Michael Williams, who's served on the gallery's board of directors since its inception, echoes those sentiments. "A couple of the artists thought they were in charge, and frankly, you can't run an organization where you have all kinds of people in charge," says Williams. "They started resenting that Patrick was the leader of the organization."
He blames the problems on immaturity and greed. "Could things have been handled differently? Well, probably," Williams concedes. "That goes without saying. But in the overall view, what happens is, people come to a point in their lives where they have opportunities, and responsibilities to go with it. Some embrace it and some just look for someone else to blame for their difficulties."
Perhaps the chief lesson to be learned from the problems that have plagued diStilo is that informal business arrangements--even among people who share the same goals--often lead to misunderstandings and ugly disputes.

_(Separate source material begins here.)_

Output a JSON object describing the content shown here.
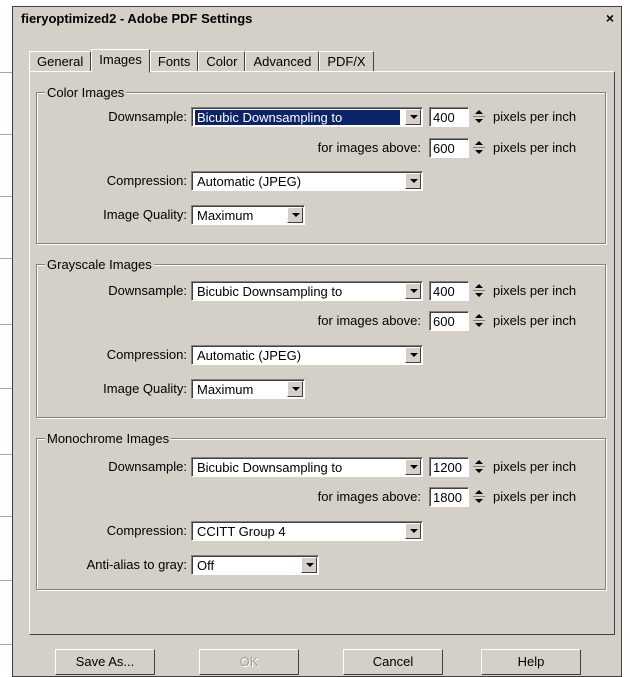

Nicholas Harper, who owns Rogue Buddha Gallery in Minneapolis, says that he's careful to put everything in writing and to go over the contract with his clients--who also come from the ranks of younger and unseen artists. "Fifty percent of the responsibility goes each way," says Harper. "Ultimately, it's the artists' responsibility to protect themselves and to get things in writing. But at the same time it's the gallery owner's responsibility to create a corporate climate that's very on-the-level and straightforward, and putting it in writing creates that."
Mark Wojahn, a local sculptor and photographer, adds that there's a chronic lack of business skills among artists. "It's definitely a sickness," he says. "They're so interested in doing their art that business is totally secondary....It's kind of like the blind leading the blind. Nobody really knows what they're doing."
The core group of artists who originally renovated the diStilo space have moved on to a new studio. They found another dilapidated warehouse space in the Longfellow neighborhood and again began the arduous task of rehabbing the facility. There are now woodworking and metal shops in the building, as well as a darkroom. A cavernous, high-ceilinged space that currently hosts Ping-Pong matches could one day be converted into a gallery.
For Rand and Murray, the recent Minneapolis College of Art and Design graduates, the experience with diStilo was their first foray into attempting to make a living as working artists--and they say it taught them a few hard business lessons. "We learned a lot about viewing a person and knowing what they're about," assesses Murray. "We should each get a doctorate in something for all that we've gone through."